Assuming you have made it this far, you, too, must have been intrigued several years back when Orchises Press of Virginia erroneously announced that they were going to publish the "next" Salinger book. The publishing world had a collective gasp! It was to be a book version of the 50-page New Yorker magazine story titled "Hapworth 16, 1924" which appeared in the June 19th, 1965 issue (New Yorker subscription required to read the story). That issue, by the way, has become a cautionary tale as to why one should never throw out old magazines because you might just be tossing J.D. Salinger's last known published work. At the time I was totally excited for this because when I went to my local libraries in a search for the story I had learned about from a professor of mine-The Jones Library in Amherst as well as the W.E.B. Du Bois Library at UMass-I was profoundly dismayed to see that someone had stolen both copies of that specific issue of the New Yorker. (This was, duh, before I was Internet savvy at all.) So, I had no choice and waited for the book to come out.

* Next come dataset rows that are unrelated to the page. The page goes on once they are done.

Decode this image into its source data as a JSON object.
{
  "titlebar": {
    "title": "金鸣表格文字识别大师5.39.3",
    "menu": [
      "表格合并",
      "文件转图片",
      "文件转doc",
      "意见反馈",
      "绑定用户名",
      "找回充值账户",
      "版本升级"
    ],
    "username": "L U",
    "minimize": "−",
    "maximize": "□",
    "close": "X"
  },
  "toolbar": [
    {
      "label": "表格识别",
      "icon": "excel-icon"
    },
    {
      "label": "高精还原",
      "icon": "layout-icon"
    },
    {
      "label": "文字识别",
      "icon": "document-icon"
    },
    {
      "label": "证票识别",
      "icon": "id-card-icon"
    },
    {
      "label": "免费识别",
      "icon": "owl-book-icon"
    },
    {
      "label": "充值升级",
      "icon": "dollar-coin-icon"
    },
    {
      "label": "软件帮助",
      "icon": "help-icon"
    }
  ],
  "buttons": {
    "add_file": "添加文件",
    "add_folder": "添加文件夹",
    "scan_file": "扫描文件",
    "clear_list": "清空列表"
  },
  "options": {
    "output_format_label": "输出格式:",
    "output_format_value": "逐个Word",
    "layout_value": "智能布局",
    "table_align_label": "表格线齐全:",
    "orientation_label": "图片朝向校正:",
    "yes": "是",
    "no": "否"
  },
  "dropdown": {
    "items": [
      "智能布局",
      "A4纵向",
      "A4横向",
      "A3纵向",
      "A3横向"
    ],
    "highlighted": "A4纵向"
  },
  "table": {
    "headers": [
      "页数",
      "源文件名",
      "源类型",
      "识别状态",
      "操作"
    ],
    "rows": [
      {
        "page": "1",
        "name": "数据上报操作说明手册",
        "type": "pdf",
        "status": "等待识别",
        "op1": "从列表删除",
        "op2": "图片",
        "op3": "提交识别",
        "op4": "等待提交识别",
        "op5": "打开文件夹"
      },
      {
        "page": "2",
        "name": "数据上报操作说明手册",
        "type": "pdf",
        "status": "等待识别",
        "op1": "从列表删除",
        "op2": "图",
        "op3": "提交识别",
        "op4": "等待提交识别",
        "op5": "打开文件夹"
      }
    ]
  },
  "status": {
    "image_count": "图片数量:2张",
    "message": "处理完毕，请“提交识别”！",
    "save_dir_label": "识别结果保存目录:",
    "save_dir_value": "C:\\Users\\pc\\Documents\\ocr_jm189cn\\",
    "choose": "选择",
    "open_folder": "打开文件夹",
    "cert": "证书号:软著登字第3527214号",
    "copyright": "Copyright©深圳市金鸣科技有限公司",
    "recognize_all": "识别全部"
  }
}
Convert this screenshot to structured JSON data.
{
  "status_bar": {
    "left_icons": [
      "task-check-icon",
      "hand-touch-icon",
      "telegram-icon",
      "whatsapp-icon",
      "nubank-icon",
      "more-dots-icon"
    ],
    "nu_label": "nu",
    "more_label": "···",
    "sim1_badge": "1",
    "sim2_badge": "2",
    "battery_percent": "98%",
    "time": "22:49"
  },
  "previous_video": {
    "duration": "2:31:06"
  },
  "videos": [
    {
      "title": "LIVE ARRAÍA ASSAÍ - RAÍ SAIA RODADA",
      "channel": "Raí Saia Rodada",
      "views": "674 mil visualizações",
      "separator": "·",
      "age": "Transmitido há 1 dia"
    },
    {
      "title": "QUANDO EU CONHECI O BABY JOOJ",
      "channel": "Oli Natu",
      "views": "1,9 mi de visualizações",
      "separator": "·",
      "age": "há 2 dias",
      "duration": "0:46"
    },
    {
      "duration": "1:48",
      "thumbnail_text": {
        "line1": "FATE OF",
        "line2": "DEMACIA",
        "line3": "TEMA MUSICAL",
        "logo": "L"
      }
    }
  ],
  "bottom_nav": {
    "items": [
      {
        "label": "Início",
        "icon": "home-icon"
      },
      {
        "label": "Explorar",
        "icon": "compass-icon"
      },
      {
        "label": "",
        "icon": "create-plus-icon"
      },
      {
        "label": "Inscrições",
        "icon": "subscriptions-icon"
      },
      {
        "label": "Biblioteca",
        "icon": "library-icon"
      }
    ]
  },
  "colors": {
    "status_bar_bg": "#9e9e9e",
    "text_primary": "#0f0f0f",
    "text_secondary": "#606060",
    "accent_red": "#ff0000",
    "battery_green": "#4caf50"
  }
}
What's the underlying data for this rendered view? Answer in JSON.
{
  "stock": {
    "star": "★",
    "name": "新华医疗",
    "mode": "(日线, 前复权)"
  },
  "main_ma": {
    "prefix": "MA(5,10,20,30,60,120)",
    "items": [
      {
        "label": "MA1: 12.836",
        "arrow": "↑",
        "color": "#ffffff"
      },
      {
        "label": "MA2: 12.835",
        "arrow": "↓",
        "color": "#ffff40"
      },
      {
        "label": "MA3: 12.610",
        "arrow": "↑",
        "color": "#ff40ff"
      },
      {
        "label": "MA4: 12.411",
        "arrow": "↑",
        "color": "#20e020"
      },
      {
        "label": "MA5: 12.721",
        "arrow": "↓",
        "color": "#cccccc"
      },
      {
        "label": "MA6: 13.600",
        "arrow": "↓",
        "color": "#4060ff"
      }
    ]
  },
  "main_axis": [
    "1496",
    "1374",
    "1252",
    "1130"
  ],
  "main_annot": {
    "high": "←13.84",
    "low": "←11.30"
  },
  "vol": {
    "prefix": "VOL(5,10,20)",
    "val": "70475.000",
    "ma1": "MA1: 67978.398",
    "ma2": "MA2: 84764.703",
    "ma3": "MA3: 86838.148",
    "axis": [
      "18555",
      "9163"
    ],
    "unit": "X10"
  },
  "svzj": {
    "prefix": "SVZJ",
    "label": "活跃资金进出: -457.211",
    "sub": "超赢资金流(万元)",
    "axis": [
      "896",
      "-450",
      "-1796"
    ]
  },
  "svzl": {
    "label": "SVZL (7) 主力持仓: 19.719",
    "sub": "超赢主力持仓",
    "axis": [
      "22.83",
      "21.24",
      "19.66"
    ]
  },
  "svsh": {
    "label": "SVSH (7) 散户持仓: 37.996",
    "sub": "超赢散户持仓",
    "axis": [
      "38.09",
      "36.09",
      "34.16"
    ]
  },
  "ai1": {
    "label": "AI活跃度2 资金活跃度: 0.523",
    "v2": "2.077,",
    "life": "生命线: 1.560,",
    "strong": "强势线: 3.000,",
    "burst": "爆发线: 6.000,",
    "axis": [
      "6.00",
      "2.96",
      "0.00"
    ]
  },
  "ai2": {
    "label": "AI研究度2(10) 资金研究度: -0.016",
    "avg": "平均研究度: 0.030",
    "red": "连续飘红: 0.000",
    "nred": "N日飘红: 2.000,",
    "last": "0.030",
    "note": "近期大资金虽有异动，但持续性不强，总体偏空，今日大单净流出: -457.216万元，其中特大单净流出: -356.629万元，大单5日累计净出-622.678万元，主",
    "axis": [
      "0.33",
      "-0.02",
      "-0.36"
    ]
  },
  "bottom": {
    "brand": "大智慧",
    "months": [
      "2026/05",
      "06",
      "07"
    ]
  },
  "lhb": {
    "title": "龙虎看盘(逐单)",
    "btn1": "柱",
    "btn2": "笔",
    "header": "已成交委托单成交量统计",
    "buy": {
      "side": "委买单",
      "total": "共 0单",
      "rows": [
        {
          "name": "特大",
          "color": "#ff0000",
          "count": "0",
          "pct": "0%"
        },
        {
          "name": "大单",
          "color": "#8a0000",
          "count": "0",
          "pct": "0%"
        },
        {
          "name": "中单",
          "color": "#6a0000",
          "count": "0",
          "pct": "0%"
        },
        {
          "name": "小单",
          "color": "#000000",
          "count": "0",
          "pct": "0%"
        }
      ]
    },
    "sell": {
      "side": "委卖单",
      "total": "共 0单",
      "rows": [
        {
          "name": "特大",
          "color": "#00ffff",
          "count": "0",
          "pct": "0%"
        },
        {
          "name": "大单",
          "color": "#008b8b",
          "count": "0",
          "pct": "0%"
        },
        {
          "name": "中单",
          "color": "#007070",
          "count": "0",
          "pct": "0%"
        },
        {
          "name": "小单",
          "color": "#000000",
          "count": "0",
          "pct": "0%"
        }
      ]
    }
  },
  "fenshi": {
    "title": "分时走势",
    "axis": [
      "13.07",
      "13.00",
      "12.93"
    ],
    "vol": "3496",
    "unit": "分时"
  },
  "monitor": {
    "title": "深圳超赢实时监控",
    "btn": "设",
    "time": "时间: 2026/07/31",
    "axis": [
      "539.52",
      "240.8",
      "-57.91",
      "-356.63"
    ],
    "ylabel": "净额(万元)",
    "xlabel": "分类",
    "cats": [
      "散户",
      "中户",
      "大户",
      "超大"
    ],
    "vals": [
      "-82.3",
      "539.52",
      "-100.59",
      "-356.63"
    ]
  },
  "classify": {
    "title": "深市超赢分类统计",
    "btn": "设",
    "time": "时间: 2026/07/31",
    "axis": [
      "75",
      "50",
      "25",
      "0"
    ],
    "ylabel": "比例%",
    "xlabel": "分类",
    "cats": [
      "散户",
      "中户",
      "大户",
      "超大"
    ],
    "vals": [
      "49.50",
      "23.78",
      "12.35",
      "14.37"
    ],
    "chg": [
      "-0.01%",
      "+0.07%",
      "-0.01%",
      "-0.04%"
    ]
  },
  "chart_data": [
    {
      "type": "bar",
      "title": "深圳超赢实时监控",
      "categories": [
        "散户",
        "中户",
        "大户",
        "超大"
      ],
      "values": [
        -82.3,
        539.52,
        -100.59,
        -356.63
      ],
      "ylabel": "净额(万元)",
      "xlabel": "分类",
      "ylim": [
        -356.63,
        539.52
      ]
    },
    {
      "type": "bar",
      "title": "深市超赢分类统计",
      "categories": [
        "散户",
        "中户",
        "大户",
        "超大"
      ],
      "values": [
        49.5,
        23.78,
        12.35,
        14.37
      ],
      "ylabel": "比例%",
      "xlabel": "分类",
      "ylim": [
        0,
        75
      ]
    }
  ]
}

And waited...and waited...and finally gave up thinking that Salinger had lived up to his grumpy, "I hate the publishing industry" ways and put the brakes on the whole thing. It turns out, he did but not because he wasn't willing to have the book come out. It turns out that the editor of Orchises Press, Roger Lathbury, fumbled the ball inside the 5-yard line. In a piece published in New York Magazine on April 4th, Mr. Lathbury finally tells just us what happened. Do yourself a favor and read this great piece on how Mr. Lathbury "scored the publishing coup of the decade: his final book. And then I blew it."